(3) Statistical Test Results (EXACT): This test uses the (two-tail) exact Binomial Probability Test (with mid-p adjustment that mitigates the effects of conservatism of exact methods while continuing to use the exact probabilities from the distribution being analyzed) to assess whether the degree of underutilization is extreme enough to be considered "beyond chance." Values less than .05 (in red) are "statistically significant"; values between .05 and .10 (in orange) are "close" to significance. Because this test compares one group's representation against their availability (rather than comparing the selection rates of two groups, like the Statistical Test on the "Selection Rate Comparison" page), statistically significant findings (without other evidence) should not be considered as direct evidence of adverse impact (because both discriminatory and non-discriminatory reasons can possibly account for the group's underutilization).

(4) Statistical Test Results (ESTIMATED): This test uses an estimator technique for the Binomial Probability Test that usually produces values that are similar to the Exact Test (see note above). When the probability value output by this test approaches .05 or the sample sizes are small (<30), only the Exact Test should be used because the results from this test can overestimate probability values.
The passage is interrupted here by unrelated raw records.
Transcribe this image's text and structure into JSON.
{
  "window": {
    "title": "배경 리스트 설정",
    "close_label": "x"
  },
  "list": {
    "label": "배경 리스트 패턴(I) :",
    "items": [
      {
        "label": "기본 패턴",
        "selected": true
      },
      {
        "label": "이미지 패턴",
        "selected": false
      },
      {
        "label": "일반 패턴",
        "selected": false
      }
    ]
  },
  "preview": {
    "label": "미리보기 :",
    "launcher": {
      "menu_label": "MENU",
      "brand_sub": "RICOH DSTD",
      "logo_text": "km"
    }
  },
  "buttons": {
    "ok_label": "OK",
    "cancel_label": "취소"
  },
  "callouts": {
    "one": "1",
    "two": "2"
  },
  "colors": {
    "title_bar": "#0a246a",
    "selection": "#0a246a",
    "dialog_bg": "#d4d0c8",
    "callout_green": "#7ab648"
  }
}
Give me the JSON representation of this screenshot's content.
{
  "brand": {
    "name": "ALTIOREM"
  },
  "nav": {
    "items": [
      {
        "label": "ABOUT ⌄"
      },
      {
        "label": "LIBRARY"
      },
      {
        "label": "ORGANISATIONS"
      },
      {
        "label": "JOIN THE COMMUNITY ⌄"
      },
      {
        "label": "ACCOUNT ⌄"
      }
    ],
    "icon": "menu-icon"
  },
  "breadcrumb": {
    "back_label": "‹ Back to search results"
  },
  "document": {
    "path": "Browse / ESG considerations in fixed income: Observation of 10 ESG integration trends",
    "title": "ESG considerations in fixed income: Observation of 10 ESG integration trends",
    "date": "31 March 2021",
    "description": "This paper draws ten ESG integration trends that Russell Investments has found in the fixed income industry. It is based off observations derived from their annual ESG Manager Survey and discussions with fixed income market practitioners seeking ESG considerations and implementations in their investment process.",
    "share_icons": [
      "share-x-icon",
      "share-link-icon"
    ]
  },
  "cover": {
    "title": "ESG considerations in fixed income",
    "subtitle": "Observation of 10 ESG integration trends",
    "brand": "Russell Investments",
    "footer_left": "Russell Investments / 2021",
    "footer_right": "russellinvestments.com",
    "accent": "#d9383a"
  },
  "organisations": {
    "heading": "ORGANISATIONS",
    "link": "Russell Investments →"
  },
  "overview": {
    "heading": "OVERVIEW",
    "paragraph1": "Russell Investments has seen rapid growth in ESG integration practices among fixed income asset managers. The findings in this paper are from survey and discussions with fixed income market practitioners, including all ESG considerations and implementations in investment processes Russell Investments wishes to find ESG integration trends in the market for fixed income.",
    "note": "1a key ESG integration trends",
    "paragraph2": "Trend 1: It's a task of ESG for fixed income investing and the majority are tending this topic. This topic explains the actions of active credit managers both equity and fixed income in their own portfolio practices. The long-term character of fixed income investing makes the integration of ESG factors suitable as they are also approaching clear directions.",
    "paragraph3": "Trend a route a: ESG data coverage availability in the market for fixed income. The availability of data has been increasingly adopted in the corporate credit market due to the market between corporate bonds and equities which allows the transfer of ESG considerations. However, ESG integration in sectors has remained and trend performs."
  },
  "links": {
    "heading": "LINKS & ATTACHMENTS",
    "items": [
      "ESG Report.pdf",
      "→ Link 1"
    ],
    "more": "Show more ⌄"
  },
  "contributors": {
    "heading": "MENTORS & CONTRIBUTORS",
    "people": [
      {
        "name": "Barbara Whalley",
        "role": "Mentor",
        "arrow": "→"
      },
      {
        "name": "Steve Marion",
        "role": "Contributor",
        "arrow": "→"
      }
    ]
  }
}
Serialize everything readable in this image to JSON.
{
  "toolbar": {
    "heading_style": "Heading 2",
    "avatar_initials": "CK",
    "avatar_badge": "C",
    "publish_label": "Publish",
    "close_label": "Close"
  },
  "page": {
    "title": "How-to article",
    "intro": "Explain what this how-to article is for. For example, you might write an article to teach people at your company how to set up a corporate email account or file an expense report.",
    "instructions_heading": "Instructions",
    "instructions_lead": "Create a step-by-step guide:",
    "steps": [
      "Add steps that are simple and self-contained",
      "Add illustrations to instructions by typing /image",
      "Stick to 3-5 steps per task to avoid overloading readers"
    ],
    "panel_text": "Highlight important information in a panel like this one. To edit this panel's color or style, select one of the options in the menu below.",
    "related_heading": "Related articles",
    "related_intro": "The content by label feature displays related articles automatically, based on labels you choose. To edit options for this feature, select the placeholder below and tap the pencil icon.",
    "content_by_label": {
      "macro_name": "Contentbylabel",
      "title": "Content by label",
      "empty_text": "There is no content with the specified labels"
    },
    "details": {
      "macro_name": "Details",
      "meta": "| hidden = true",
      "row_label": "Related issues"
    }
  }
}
(5) Interpretation of Statistical Test: These outputs describe the degree of the Statistical Test findings. For example, if the output shows the likelihood of the statistical test value is "1 in 20," this means that the group's underutilization is so extreme that the odds of it occurring by chance is only 1 in 20, or about 5%. In other words, this result indicates that chance can be "ruled out" as a reason for this difference. The "Probability as Std. Deviations" describes the probability value (from the Statistical Test) in terms of standard deviations units, which are sometimes easier to interpret than small probability values. A standard deviation of 1.96 corresponds with a probability value of .05, and a likelihood of 1 chance in 20.